A novel biosafety model that guarantees a safe and reliable environment for attendees in the midst of the COVID-19 pandemic has been developed and will be launched during the V edition of the International Congress of Health and Wellness Tourism, to be held in Santo Domingo on June 9th and 10th.
The control and biosafety system address the three scientifically established transmission routes of the virus, such as surfaces, aerosols, and microdroplets, exceeding the norms, protocols, and standards required at the national and international level.
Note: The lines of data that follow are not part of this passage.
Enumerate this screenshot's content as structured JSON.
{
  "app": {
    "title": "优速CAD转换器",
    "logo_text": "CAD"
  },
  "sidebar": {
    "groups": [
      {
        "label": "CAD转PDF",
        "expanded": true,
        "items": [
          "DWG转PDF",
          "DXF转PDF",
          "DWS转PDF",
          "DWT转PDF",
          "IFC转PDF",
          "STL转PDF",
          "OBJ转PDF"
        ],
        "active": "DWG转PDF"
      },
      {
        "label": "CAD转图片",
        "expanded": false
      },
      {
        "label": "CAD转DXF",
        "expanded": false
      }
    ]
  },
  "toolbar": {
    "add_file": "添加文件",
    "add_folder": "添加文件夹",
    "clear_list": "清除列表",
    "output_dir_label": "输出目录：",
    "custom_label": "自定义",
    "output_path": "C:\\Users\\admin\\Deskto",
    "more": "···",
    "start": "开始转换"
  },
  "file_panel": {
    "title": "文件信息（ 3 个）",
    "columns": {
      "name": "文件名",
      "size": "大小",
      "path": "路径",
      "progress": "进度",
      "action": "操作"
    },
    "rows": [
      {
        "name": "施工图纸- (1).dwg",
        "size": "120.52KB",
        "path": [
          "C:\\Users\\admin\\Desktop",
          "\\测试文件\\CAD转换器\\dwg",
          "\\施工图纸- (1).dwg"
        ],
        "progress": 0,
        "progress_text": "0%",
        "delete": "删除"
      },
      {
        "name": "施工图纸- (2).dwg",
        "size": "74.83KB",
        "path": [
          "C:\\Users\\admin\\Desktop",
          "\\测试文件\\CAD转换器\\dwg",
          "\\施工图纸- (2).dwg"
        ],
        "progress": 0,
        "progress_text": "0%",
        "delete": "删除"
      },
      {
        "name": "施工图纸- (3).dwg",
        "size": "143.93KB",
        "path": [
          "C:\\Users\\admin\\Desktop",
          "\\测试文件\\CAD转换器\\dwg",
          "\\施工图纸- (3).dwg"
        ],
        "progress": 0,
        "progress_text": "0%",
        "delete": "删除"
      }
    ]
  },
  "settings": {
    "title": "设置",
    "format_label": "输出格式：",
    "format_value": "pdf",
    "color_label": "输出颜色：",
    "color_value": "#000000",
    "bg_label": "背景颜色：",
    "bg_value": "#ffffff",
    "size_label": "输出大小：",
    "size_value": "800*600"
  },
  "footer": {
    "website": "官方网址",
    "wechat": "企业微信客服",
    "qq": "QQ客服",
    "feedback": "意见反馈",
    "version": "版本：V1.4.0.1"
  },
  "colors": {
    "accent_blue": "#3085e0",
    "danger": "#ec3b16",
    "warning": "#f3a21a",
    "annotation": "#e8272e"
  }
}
Its design and application are in charge of the Dominican expert in biosafety with three international recertifications Julio César Arencibia.
The details were offered by its organizers, Dr. Alejandro Cambiaso and Amelia Reyes Mora, president of the Dominican Association of Health Tourism (ADTS) and of the communication and public relations firm AF Comunicación Estratégica, respectively, as well as the biosafety expert Julio César Arencibia, at a Listín Diario Breakfast, headed by its director, Miguel Franjul.
The congress brings together about 200 people in a room with a capacity for 900 and has the support of about 60 companies and organizations, as well as the sanitary permits from the Ministry of Public Health.
They explained that the biosecurity model that will be implemented during the activity is the first of its kind to be carried out in the country for this type of event and will remain as a contribution to the changes imposed by the COVID-19 pandemic.
Arencibia explained that the measures adopted, which redouble the standards required in hospitals and North American and European standards, guarantee a safe space where people can stay for eight hours in a room without any fear of contagion.
He explained that there will be portable UVC lamps and electrostatic disinfection that eliminates the virus on the surface and in the air, using products endorsed by the FDA and that although they are residual for up to 60 days, the activity will be disinfected every day; in addition to daily use in short-wave ultraviolet salons.
Regarding the control of the virus through microdroplets, Arencibia pointed out that they will be rigorous in the use of a mask and distancing, and that, to prevent contagion through aerosols or microparticles, filtration and ventilation will be done with hospital-grade filters. that have the ability to catch the viral load, which will be like putting a mask in the air.
In addition, he explained, 12 air changes per hour will be made, despite the fact that international standards establish only six air or purifier changes per hour, and that in addition, it will have installed air purifiers with the capacity to eliminate the virus in the air and on the surface.
The organizers reported that the V International Congress on Health and Wellness Tourism, expected at the El Embajador Royal Hideaway Hotel in Santo Domingo, brings together 36 national and international panelists, with the aim of promoting the generation of synergies, new business and transfer of knowledge.
Reyes Mora explained that various panels will be held during the activity, including Lessons learned from the international accreditation process and COVID-19 standards; Health Tourism as part of the country brand; Health passport and role of vaccines in the relaunch of tourism and the economy, and Public-private alliance in the health and tourism sectors.
Experts will also present on the challenges of innovation and digital transformation in health, key factors in the patient experience, medical tourism in a pandemic world, and the strategies for reactivating the tourism sector, among others.
During the congress, a private investment lunch will be held, where four new medical projects will be promoted with an investment of six billion pesos and will generate 1,300 direct jobs.
These are new high-tech outpatient health centers and hotels specialized in health and wellness tourism.
Reyes Mora explained that at the activity will be the pillars of medicine in plastic surgery and dentistry, two areas of high demand in health tourism.
Lessons from COVID-19
Dr. Cambiaso pointed out that the COVID-19 pandemic has highlighted the need to continue reinventing itself, advancing and strengthening ties between the public and private sectors, encouraging investment in new projects that create jobs and technology transfer.
He has also left the country, he said, to strengthen biosafety measures, planning medical tourism, greater pre-surgical and pre-anesthetic controls, and has highlighted the importance of having international accreditations.
Before the arrival of the Covid-19 pandemic in 2020, the country treated an average of 117,000 international patients, of which 47,725 traveled directly in search of medical attention and 69,000 for tourism medicine.